I want to determine the fair price of the option with payoff at maturity $$T$$: $$X(T)=(S_{T}^{1}-S_{T}^{2})^{+}$$

I have applied Girsanov´s Theorem twice, first to find a risk-neutral measure $$Q$$, then to find another measure $$Q'$$ such that the quotient process $$S^{1}/S^{2}$$ is a martingale under $$Q'$$.

Using risk-neutral pricing, I know that the fair price must be: $$E_{Q}[X(T)]e^{-rT}$$ I now want to change numeraire, to arrive at: $$E_{Q}[X(T)]e^{-rT}=E_{Q''}[(\frac{S^{1}_{T}}{S_{T}^{2}}-1)^{+}]S_{0}^{2}$$ which is the Black-Scholes price of a call on $$S^{1}/S^{2}$$ with strike price $$K=1$$ and maturity $$T$$ (and for which I have the classical formula). But this of course only holds, if $$Q''$$ is a risk-neutral measure for $$S^{1}/S^{2}$$.

And unfortunately $$Q' \neq Q''$$ ... how can I conclude?

• $S_t^1/S_t^2$ should emerge as a $Q''$-martingale by definition, i.e. it has zero drift (if no divs and no repo are assumed). Also, since it's the ratio of 2 lognormals, it remains a lognormal, with volatility given by $\sigma^2 = (\sigma_1^2 + \sigma_2^2 - 2 \rho \sigma_1 \sigma_2)$, since only the drift is altered per a change of measure, not volatility.
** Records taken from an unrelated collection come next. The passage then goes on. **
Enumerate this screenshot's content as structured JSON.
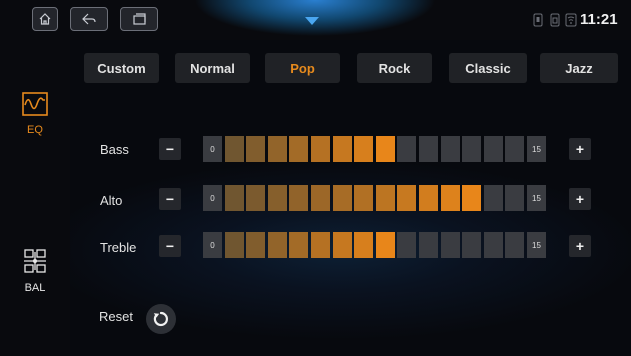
{
  "statusbar": {
    "home_icon": "home-icon",
    "back_icon": "back-icon",
    "recents_icon": "recents-icon",
    "time": "11:21"
  },
  "sidebar": {
    "items": [
      {
        "label": "EQ",
        "icon": "equalizer-wave-icon",
        "active": true
      },
      {
        "label": "BAL",
        "icon": "speaker-balance-icon",
        "active": false
      }
    ]
  },
  "presets": [
    {
      "label": "Custom"
    },
    {
      "label": "Normal"
    },
    {
      "label": "Pop",
      "active": true
    },
    {
      "label": "Rock"
    },
    {
      "label": "Classic"
    },
    {
      "label": "Jazz"
    }
  ],
  "bands": [
    {
      "label": "Bass",
      "level": 8,
      "min": "0",
      "max": "15",
      "minus": "−",
      "plus": "+"
    },
    {
      "label": "Alto",
      "level": 12,
      "min": "0",
      "max": "15",
      "minus": "−",
      "plus": "+"
    },
    {
      "label": "Treble",
      "level": 8,
      "min": "0",
      "max": "15",
      "minus": "−",
      "plus": "+"
    }
  ],
  "reset": {
    "label": "Reset"
  },
  "colors": {
    "accent": "#e68a1d",
    "segment_inactive": "#3a3c41"
  }
}
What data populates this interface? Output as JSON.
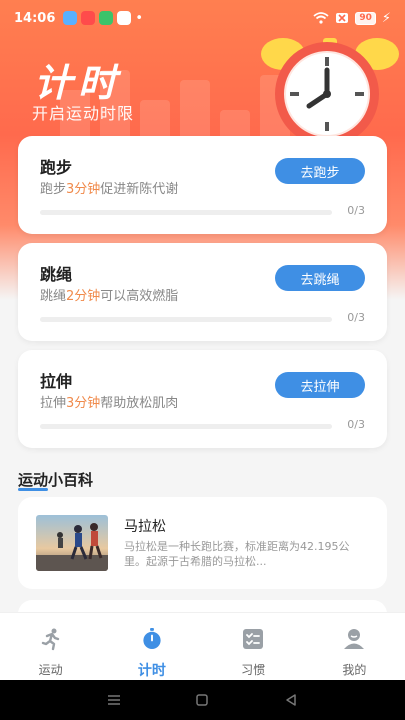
{
  "status_bar": {
    "time": "14:06",
    "battery": "90"
  },
  "header": {
    "title": "计时",
    "subtitle": "开启运动时限"
  },
  "cards": [
    {
      "title": "跑步",
      "desc_pre": "跑步",
      "desc_hl": "3分钟",
      "desc_post": "促进新陈代谢",
      "button": "去跑步",
      "progress": "0/3",
      "progress_fraction": 0
    },
    {
      "title": "跳绳",
      "desc_pre": "跳绳",
      "desc_hl": "2分钟",
      "desc_post": "可以高效燃脂",
      "button": "去跳绳",
      "progress": "0/3",
      "progress_fraction": 0
    },
    {
      "title": "拉伸",
      "desc_pre": "拉伸",
      "desc_hl": "3分钟",
      "desc_post": "帮助放松肌肉",
      "button": "去拉伸",
      "progress": "0/3",
      "progress_fraction": 0
    }
  ],
  "section": {
    "title": "运动小百科"
  },
  "articles": [
    {
      "title": "马拉松",
      "text": "马拉松是一种长跑比赛，标准距离为42.195公里。起源于古希腊的马拉松..."
    }
  ],
  "tabs": [
    {
      "label": "运动",
      "icon": "running-icon",
      "active": false
    },
    {
      "label": "计时",
      "icon": "stopwatch-icon",
      "active": true
    },
    {
      "label": "习惯",
      "icon": "checklist-icon",
      "active": false
    },
    {
      "label": "我的",
      "icon": "profile-icon",
      "active": false
    }
  ],
  "colors": {
    "accent": "#3f8fe4",
    "highlight": "#f08a4b",
    "header": "#ff6a4d"
  }
}
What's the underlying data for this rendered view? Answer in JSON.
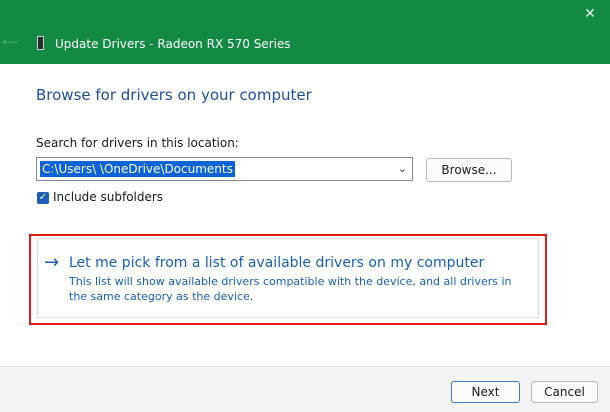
{
  "window": {
    "title": "Update Drivers - Radeon RX 570 Series",
    "close_glyph": "✕",
    "back_glyph": "⟵",
    "titlebar_color": "#138a43"
  },
  "page": {
    "heading": "Browse for drivers on your computer",
    "search_label": "Search for drivers in this location:",
    "path_value": "C:\\Users\\          \\OneDrive\\Documents",
    "combo_chevron": "⌄",
    "browse_label": "Browse...",
    "include_subfolders": {
      "label": "Include subfolders",
      "checked": true,
      "glyph": "✓"
    }
  },
  "pick_option": {
    "arrow_glyph": "→",
    "title": "Let me pick from a list of available drivers on my computer",
    "description": "This list will show available drivers compatible with the device, and all drivers in the same category as the device.",
    "highlight_color": "#e01b1b"
  },
  "footer": {
    "next_label": "Next",
    "cancel_label": "Cancel"
  },
  "icons": {
    "close": "close-icon",
    "back": "back-arrow-icon",
    "device": "device-icon",
    "chevron": "chevron-down-icon",
    "check": "checkmark-icon",
    "arrow": "arrow-right-icon"
  },
  "colors": {
    "accent": "#1a5fb4",
    "heading": "#1f4e9e",
    "selection": "#0a64d8"
  }
}
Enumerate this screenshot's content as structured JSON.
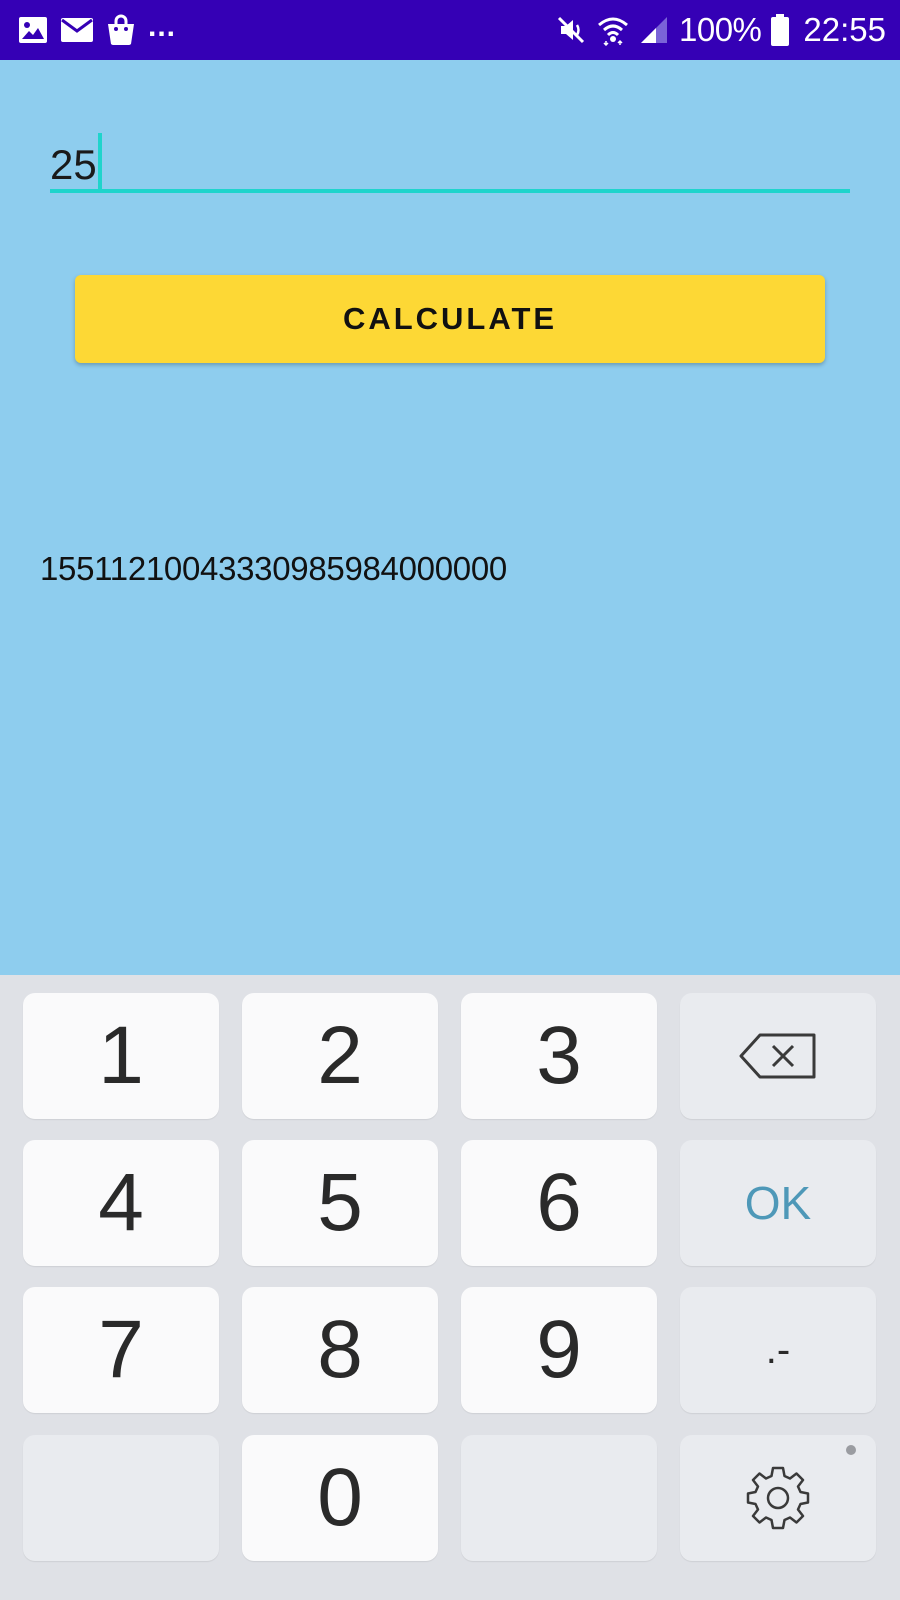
{
  "status_bar": {
    "icons_left": [
      "image-icon",
      "mail-icon",
      "shopping-bag-icon"
    ],
    "more_indicator": "...",
    "icons_right": [
      "mute-icon",
      "wifi-icon",
      "signal-icon",
      "battery-icon"
    ],
    "battery_percent": "100%",
    "time": "22:55",
    "bg_color": "#3500b5"
  },
  "app": {
    "bg_color": "#8ecdee",
    "input": {
      "value": "25",
      "accent_color": "#1fd4cc"
    },
    "calculate_button": {
      "label": "CALCULATE",
      "color": "#fdd835"
    },
    "result": "15511210043330985984000000"
  },
  "keyboard": {
    "bg_color": "#dfe1e6",
    "keys": {
      "k1": "1",
      "k2": "2",
      "k3": "3",
      "k4": "4",
      "k5": "5",
      "k6": "6",
      "k7": "7",
      "k8": "8",
      "k9": "9",
      "k0": "0",
      "ok": "OK",
      "decimal": ".-"
    },
    "backspace_icon": "backspace-icon",
    "settings_icon": "gear-icon",
    "ok_color": "#4e98b8"
  }
}
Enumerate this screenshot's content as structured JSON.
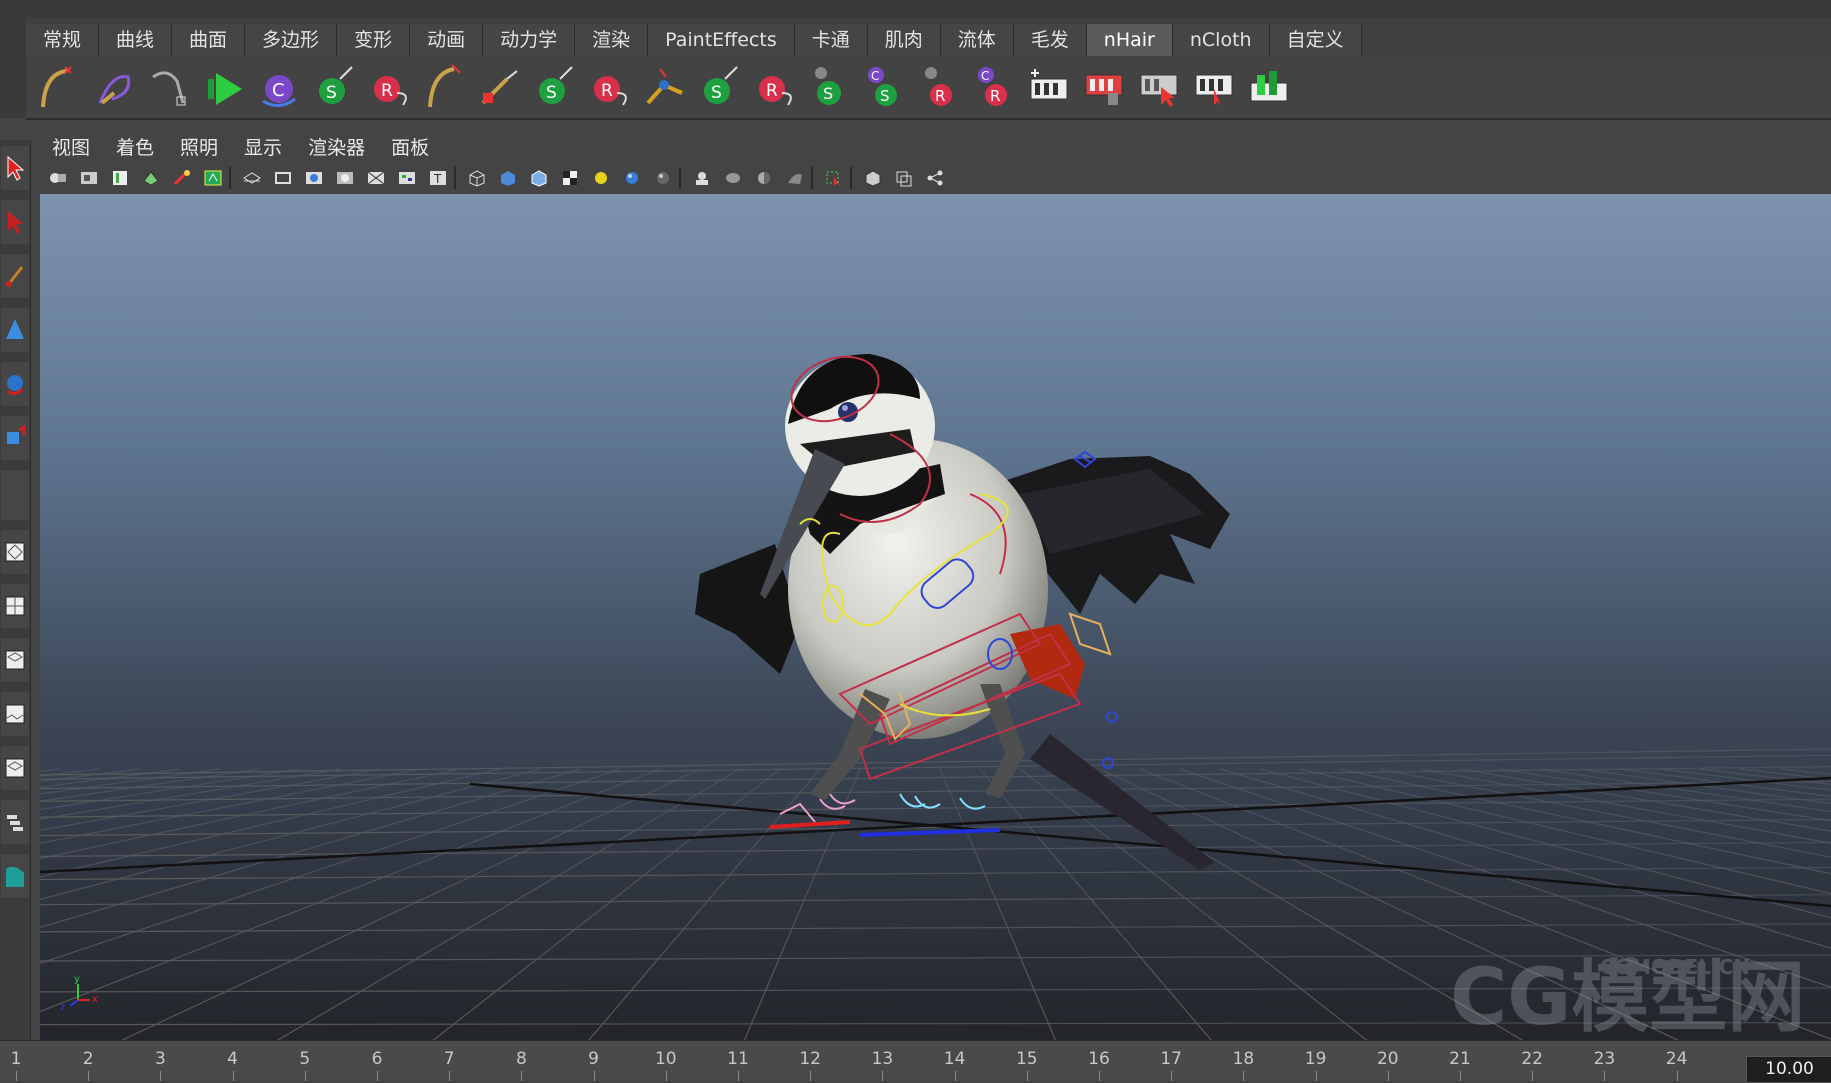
{
  "menu_tabs": [
    {
      "label": "常规"
    },
    {
      "label": "曲线"
    },
    {
      "label": "曲面"
    },
    {
      "label": "多边形"
    },
    {
      "label": "变形"
    },
    {
      "label": "动画"
    },
    {
      "label": "动力学"
    },
    {
      "label": "渲染"
    },
    {
      "label": "PaintEffects"
    },
    {
      "label": "卡通"
    },
    {
      "label": "肌肉"
    },
    {
      "label": "流体"
    },
    {
      "label": "毛发"
    },
    {
      "label": "nHair",
      "active": true
    },
    {
      "label": "nCloth"
    },
    {
      "label": "自定义"
    }
  ],
  "panel_menu": [
    {
      "label": "视图"
    },
    {
      "label": "着色"
    },
    {
      "label": "照明"
    },
    {
      "label": "显示"
    },
    {
      "label": "渲染器"
    },
    {
      "label": "面板"
    }
  ],
  "shelf_icons": [
    "hair-curve-icon",
    "brush-curve-icon",
    "rope-curve-icon",
    "play-green-icon",
    "c-purple-icon",
    "s-green-icon",
    "r-red-icon",
    "hair-tool-icon",
    "paint-hair-icon",
    "s-green-icon",
    "r-red-icon",
    "joint-icon",
    "s-green-icon",
    "r-red-icon",
    "s-grey-icon",
    "cs-icon",
    "r-grey-icon",
    "cr-icon",
    "film-plus-icon",
    "film-delete-icon",
    "film-select-icon",
    "film-edit-icon",
    "film-green-icon"
  ],
  "timeline": {
    "ticks": [
      "1",
      "2",
      "3",
      "4",
      "5",
      "6",
      "7",
      "8",
      "9",
      "10",
      "11",
      "12",
      "13",
      "14",
      "15",
      "16",
      "17",
      "18",
      "19",
      "20",
      "21",
      "22",
      "23",
      "24"
    ],
    "current_frame": "10.00"
  },
  "watermark": {
    "text": "CG模型网",
    "subtext": "CGMODEL.CN"
  },
  "colors": {
    "accent": "#5b5b5b",
    "viewport_top": "#7e94ae",
    "viewport_bottom": "#23252a"
  }
}
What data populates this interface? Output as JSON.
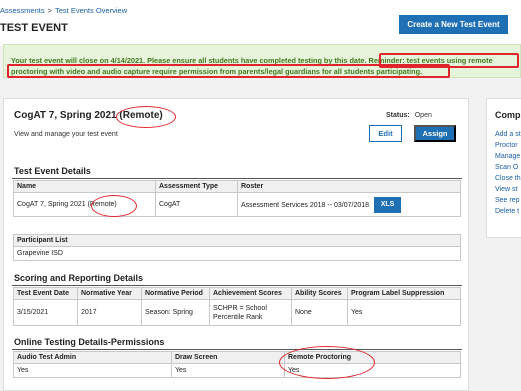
{
  "breadcrumb": {
    "root": "Assessments",
    "separator": ">",
    "current": "Test Events Overview"
  },
  "page_title": "TEST EVENT",
  "create_button": "Create a New Test Event",
  "notice": {
    "text": "Your test event will close on 4/14/2021. Please ensure all students have completed testing by this date.",
    "reminder_line1": "Reminder: test events using remote",
    "reminder_line2": "proctoring with video and audio capture require permission from parents/legal guardians for all students participating."
  },
  "event": {
    "title": "CogAT 7, Spring 2021",
    "title_tag": "(Remote)",
    "subtitle": "View and manage your test event",
    "status_label": "Status:",
    "status_value": "Open",
    "edit_label": "Edit",
    "assign_label": "Assign"
  },
  "details": {
    "title": "Test Event Details",
    "headers": [
      "Name",
      "Assessment Type",
      "Roster"
    ],
    "name": "CogAT 7, Spring 2021",
    "name_tag": "(Remote)",
    "assessment_type": "CogAT",
    "roster": "Assessment Services 2018 -- 03/07/2018",
    "xls_label": "XLS"
  },
  "participants": {
    "header": "Participant List",
    "value": "Grapevine ISD"
  },
  "scoring": {
    "title": "Scoring and Reporting Details",
    "headers": [
      "Test Event Date",
      "Normative Year",
      "Normative Period",
      "Achievement Scores",
      "Ability Scores",
      "Program Label Suppression"
    ],
    "values": [
      "3/15/2021",
      "2017",
      "Season: Spring",
      "SCHPR = School Percentile Rank",
      "None",
      "Yes"
    ]
  },
  "permissions": {
    "title": "Online Testing Details-Permissions",
    "headers": [
      "Audio Test Admin",
      "Draw Screen",
      "Remote Proctoring"
    ],
    "values": [
      "Yes",
      "Yes",
      "Yes"
    ]
  },
  "side": {
    "title": "Comp",
    "links": [
      "Add a st",
      "Proctor",
      "Manage",
      "Scan O",
      "Close th",
      "View st",
      "See rep",
      "Delete t"
    ]
  },
  "colors": {
    "accent": "#1f6fb5",
    "notice_bg": "#e7f4dc",
    "notice_text": "#3f7a1a",
    "highlight": "#e0262c"
  }
}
Jul 13, 2020 at 11:37
• @Quantuple Change of numeraire means $\frac{dQ''}{dQ} = e^{rT} \frac{S^{2}_{0}}{S_{T}^{2}}$ - how does this imply that $S_{t}^{1}/S_{t}^{2}$ is indeed a $Q''$-martingale? I have a measure $Q'$ under which it is, but I got that from Girsanov and it is not $Q''$ as defined above Jul 13, 2020 at 12:10
• Under the measure $\Bbb{N}$ associated to the numéraire $N_t$, for any self-financing strategy $V_t$, $V_t/N_t$ is a $\Bbb{N}$-martingale by definition, i.e. $$V_0 = \Bbb{E}^\Bbb{N} \left[ N_0/N_T V_T \right]$$ So, if you use the numéraire $S_t^2$ $$V_0 = S_0^2 \Bbb{E}^{\Bbb{S}^2} \left[ V_T^+/S_T^2 \right]$$ Noting that trading $V_t$ (spread option) and $S_t^1$ are both self-financing strats then $\Bbb{S}^2$ is such that $S_t^1/S_t^2$ is a martingale and same for $V_t/S_t^2$ which gives $$V_t = S_0^2 \Bbb{E}^{\Bbb{S}^2}\left[ (S_T^1/S_T^2 - 1)^+ \right]$$ so Q' = Q'' for you. Jul 13, 2020 at 12:26